EPA responds sharply to GE’s opposition to its plan to clean up the Housatonic River

In a sharply worded response to General Electric Co., the US Environmental Protection Agency this week asserted that the industrial giant should consider the public’s interest in cleaning up the Housatonic River rather than focusing on its costs.

Last fall the agency issued a preliminary plan that would require GE to spend an estimated $613 million to remove massive amounts of toxic chemicals from the river, which the company acknowledges it polluted for nearly 50 years.

In response, company officials last month called the agency’s cleanup plan “arbitrary” and “unlawful” and said it violates the terms of a 2000 settlement reached by the EPA, the company, and state and local officials.


On Monday EPA officials formally responded to the company’s opposition, arguing that the agency’s proposal was “best suited” to clean up about 10 miles of the river between Pittsfield and Lenox.

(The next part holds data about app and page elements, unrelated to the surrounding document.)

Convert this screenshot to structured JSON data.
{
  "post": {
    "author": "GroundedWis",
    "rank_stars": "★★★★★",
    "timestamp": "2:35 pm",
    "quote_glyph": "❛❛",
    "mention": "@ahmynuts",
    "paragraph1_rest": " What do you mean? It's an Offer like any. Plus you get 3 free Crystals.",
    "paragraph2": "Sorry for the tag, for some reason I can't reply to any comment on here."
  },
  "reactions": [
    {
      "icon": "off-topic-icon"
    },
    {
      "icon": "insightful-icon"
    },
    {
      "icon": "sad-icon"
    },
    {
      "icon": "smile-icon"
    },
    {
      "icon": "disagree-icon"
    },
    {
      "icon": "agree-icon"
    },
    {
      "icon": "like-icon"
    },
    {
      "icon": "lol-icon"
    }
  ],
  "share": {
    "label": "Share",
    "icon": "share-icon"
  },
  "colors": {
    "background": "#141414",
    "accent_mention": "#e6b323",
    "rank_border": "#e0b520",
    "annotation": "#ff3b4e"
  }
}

Between the 1930s and the 1970s, a GE plant in Pittsfield dumped massive amounts of polychlorinated biphenyls, toxic chemicals known as PCBs, into the river.

Bryan Olson, director of the EPA’s office of site remediation and restoration, said the company is opposing the plan “for one reason: to reduce its costs in cleaning up the PCBs.”

He said the company tried to challenge the EPA’s plan by arguing that it “allegedly knows better than EPA how to select a remedy in the public interest” and is “entitled to virtually total certainty and finality in the cleanup, with uncertainties and additional costs all to be borne by the public.”

“None of these claims are justified and should be rejected,” Olson wrote.

GE officials said they are reviewing the EPA’s response.

“GE remains committed to a common sense solution for the Housatonic rest of river that is fully protective of human health and the environment, does not result in unnecessary destruction of the surrounding habitat, and is cost effective,” said David Lurie, a spokesman for GE. “EPA’s proposed rest of river remedy fails to achieve these goals.”


Tim Gray, executive director of the Housatonic River Initiative, an advocacy group in the Berkshires, said he appreciated that the EPA was “holding GE’s feet to the fire.”

“Now, if only EPA will go back to demanding GE remove 3 million cubic yards of PCBs from the river instead of just 1 million cubic yards, and stop GE from creating more PCB dumps in our neighborhoods, maybe we will have made some real progress,” he said.

David Abel can be reached at dabel@globe.com. Follow him on Twitter @davabel.